Try foraging this autumn- there are lots of different edible plants to be found in the hedgerows and the woods this year

With some of the most exclusive country house hotels running courses with Michelin starred chefs, foraging is hipper than ever. Food miles are negligible and finding new ingredients to cook in autumn can be a new adventure.

To this end. Friends of the Earth have come up with their own top tips on how and where to forage so you can create some new delicious and creative recipes using what nature has to offer at this time of year.

Get a good guide book for the best things to forage and when. Food for Free by Richard Mabey is particularly good for beginners. A good illustrated guide to wild plants is also invaluable.

Top tips for foraging

1. Get stuck in

Only once you’ve reached the end of this page, of course. But it’s so important that we’ve put it top of the list: it’s a great joy so get out there and do it.

2. Beware when foraging for mushrooms

Only expert foragers are able to tell the difference between delicious mushrooms for cooking with, and some with the potential to make you very ill.

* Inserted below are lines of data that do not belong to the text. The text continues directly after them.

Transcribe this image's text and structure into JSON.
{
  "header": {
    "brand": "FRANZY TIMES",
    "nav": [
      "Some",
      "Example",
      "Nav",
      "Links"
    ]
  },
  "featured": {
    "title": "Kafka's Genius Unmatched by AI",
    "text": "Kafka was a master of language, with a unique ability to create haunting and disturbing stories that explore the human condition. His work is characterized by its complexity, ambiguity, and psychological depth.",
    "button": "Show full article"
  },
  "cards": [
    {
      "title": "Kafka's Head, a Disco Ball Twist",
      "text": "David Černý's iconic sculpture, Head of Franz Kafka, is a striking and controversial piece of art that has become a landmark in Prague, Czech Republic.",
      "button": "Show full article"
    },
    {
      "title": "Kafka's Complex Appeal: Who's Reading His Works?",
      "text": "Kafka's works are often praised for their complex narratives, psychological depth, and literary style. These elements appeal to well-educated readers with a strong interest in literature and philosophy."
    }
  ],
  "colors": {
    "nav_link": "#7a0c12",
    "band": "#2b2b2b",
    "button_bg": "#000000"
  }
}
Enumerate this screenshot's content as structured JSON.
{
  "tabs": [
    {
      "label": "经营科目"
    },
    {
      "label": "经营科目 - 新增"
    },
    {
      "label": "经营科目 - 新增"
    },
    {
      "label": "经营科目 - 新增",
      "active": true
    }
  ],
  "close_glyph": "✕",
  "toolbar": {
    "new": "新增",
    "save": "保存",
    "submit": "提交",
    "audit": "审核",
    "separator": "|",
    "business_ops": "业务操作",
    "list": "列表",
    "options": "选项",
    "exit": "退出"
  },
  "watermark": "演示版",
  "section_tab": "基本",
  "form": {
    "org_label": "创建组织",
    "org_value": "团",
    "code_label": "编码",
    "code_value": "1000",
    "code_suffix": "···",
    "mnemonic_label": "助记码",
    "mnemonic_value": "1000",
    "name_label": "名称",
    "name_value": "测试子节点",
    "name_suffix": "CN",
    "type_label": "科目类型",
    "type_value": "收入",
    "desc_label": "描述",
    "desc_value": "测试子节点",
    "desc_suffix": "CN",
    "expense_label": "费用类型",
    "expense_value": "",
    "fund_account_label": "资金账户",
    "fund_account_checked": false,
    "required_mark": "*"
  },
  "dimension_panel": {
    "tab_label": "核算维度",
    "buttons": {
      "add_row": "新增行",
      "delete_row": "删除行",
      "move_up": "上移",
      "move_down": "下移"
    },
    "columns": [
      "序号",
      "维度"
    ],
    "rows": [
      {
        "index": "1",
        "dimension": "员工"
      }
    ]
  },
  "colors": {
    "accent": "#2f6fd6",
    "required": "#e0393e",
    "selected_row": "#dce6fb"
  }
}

So unless you’re with an experienced mushroom forager, or take them to someone to check before you cook them, steer away from picking mushrooms.

3. Check and double check before you pick

If in doubt, leave it out! Start your foraging adventures with safe plants you can definitely recognise, like dandelions.

4. Leave plenty for the existing inhabitants

Especially in the winter.

5. Rosehips are a tasty treat

They’re packed with vitamin C to stave off those wintery coughs and colds – they make ideal tea, sauces and jellies.

6. Learn from squirrels

Hunt down some delicious sweet chestnuts. In collecting these and almost any other nut at this time of year you’ll probably find they’re a determined opponent. But don’t let some opposition put you off – a good haul of chestnuts can frequently be found in the unlikeliest of places.

7. Reconsider ‘weeds’

Yes, we might think the stinging nettle is foe rather than friend, but eating them is the best revenge on stinging nettles. Stems and leaves can be eaten, and boiling them neutralises their stings. High in iron, they make a great spinach substitute but go for the young tips rather than the monster specimens.

8. Odd name doesn’t equal odd flavour

Some plants might sound outlandish, but the taste of Jack-by-the-Hedge, for example, definitely isn’t – eat the heart shaped leaves raw to bring a mild garlic flavour to any salad. They are also superb with soft goat’s cheese.

9. Foraging cuts your weekly food spend

This part of the year is a bumper time for apples , and January is a great month for Chickweed, which is a great alternative to salad at a time when it’s generally air-freighted and extortionately priced in the shops.

10. Ask permission

Essential if you’re foraging on private land.

Friends of the Earth’s Executive Director Andy Atkins said: ‘October is a great month to discover foraging – when apples are, literally, nature’s windfall – whilst November is a superb time to harvest sweet chestnuts for roasting.

Keen to turn your spoils into some delicious recipes? Try some of Country Life’s recipes:

* Sloe Gin Recipe
* Nettle beer recipe
* Top autumn recipes
* Rowan jelly recipe